American workers have always had some kind of side hustle.

Looking at data from JPMorgan on the gig economy (think Uber, Lyft and TaskRabbit), a big takeaway is how gig work is essentially the same as old-fashioned moonlighting or side hustle — a way to supplement income.

I have long advocated for people to think about creating a side hustle. The people I know that have a small entrepreneurial side gig — musician, DJ, theater — are doing something they enjoy that also brings in some money and can be a financial safety net in case you lose your job.

There's another reason for embracing part-time entrepreneurship for many people: Smoothing the path of re-entry into the workforce after caregiving.

The U.S. provides little support for family caregivers. Many employees, especially women, find it necessary to quit their jobs to take care of a newborn, get a teenager through a tough time or to help out aging parents. Until U.S. society is willing to back some form of a universal caregiving system, families and employees are largely on their own.

Caregivers often find steep barriers to getting back into the workforce. Taking time off to care for a newborn or an elder shouldn't weigh against job applicants, but there's little doubt that it does.

This is where activating Plan D — named after producer Lauren Dee at Minnesota Public Radio/American Public Media — can pay off.

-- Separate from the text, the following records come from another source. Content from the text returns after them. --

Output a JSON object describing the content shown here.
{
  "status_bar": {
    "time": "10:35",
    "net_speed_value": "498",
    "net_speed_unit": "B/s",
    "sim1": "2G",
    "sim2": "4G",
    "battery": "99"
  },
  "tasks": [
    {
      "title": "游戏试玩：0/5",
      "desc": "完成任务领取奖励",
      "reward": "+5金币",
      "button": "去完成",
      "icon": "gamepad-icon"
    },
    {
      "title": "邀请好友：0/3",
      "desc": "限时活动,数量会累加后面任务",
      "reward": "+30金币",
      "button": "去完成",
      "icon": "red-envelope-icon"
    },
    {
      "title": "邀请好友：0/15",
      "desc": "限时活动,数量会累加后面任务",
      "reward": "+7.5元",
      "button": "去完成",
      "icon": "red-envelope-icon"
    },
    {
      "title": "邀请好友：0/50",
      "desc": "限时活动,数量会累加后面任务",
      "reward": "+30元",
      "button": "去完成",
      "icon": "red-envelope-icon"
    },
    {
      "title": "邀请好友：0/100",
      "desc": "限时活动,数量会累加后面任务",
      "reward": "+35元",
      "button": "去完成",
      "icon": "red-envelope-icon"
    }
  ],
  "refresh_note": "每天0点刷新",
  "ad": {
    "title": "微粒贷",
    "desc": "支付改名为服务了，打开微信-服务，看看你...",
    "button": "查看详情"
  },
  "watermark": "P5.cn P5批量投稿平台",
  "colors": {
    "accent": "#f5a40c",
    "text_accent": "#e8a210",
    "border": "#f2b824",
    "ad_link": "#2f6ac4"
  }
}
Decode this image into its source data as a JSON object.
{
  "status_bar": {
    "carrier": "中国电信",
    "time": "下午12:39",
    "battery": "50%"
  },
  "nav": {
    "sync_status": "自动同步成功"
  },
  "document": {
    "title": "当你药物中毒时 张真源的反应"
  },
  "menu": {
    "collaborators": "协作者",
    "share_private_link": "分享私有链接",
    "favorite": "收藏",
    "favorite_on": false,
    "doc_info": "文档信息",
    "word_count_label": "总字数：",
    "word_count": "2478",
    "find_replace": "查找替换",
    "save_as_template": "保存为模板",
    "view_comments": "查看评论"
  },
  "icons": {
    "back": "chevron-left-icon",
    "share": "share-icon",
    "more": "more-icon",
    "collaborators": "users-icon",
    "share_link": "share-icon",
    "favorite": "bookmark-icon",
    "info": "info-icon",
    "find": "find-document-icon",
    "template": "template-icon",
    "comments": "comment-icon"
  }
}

When she took time off from work to take care of her young children, she formed her own business, a limited liability company (LLC). It's easy to set one up with the Office of the Minnesota Secretary of State.

Dee's business was mostly freelance project work. She controlled how many jobs she took on. However infrequent, the assignments kept her in touch with people she had worked with in the past and allowed her to build new contacts. She kept up with her skills and made some money.

Setting up a formal business while caregiving can smooth the return to full-time work. No future employer knows whether you worked at your business a couple of hours every few months or weeks. Yet when hiring managers wonder about your résumé recently, the answer is fill-in-the-blank caregiving and running my own business.

Entrepreneurship also makes it easier to get some recent recommendations on your work.

This is only one option, of course. But if caregiving lies in your future it's a path well worth considering.

Chris Farrell is senior economics contributor, "Marketplace," commentator, Minnesota Public Radio.